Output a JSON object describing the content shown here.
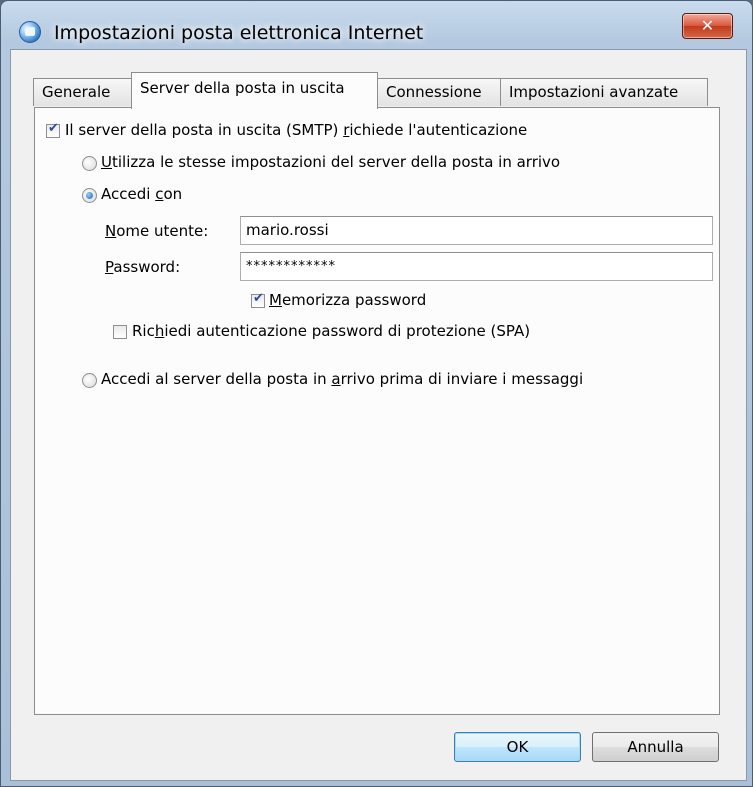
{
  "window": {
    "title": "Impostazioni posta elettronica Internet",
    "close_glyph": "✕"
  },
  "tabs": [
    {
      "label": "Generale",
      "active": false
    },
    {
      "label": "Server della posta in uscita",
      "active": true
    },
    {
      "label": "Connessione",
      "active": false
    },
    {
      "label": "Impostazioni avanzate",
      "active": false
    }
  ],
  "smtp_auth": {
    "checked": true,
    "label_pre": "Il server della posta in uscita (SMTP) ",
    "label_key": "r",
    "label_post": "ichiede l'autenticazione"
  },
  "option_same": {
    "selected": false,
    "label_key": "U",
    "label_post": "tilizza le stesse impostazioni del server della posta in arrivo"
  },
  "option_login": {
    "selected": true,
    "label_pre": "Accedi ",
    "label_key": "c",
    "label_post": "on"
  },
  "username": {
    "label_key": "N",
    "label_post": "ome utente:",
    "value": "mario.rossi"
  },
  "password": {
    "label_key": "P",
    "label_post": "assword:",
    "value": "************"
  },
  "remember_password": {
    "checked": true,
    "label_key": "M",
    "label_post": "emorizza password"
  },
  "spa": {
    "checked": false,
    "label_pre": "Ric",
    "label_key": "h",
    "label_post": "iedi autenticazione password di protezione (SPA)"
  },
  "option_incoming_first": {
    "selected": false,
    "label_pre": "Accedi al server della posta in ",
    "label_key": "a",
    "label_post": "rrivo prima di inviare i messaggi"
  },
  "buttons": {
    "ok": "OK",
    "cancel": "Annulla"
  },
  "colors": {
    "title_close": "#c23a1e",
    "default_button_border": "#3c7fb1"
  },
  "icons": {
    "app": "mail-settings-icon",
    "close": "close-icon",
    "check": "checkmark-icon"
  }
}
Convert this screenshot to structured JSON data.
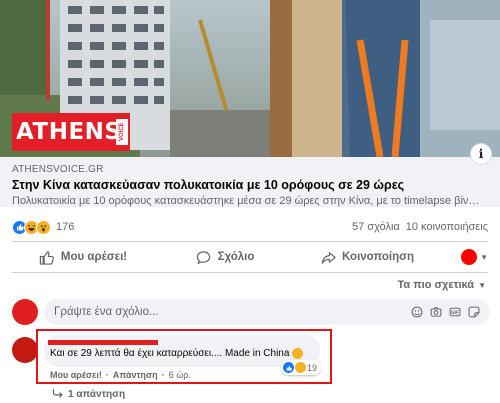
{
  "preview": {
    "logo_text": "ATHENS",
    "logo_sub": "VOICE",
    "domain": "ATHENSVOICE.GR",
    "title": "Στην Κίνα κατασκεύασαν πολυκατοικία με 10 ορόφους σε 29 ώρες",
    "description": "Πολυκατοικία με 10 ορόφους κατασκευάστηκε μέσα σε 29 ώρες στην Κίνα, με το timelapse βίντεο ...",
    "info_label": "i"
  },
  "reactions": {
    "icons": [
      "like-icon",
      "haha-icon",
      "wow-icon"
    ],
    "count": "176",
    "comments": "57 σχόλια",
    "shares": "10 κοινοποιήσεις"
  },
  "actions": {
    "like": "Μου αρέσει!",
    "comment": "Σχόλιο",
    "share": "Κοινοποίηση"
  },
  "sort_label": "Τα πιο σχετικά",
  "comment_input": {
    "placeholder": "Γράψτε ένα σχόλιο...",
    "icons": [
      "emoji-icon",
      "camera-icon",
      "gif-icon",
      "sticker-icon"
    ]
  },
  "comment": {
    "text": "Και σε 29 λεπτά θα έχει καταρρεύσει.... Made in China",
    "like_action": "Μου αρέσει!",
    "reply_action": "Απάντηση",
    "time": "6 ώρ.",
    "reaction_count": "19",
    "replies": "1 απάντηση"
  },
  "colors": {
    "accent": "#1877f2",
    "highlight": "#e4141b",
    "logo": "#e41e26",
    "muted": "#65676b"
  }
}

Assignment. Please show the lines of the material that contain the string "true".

Result of the exercise.
      "active": true
    "checked": true,
    "selected": true,
    "checked": true,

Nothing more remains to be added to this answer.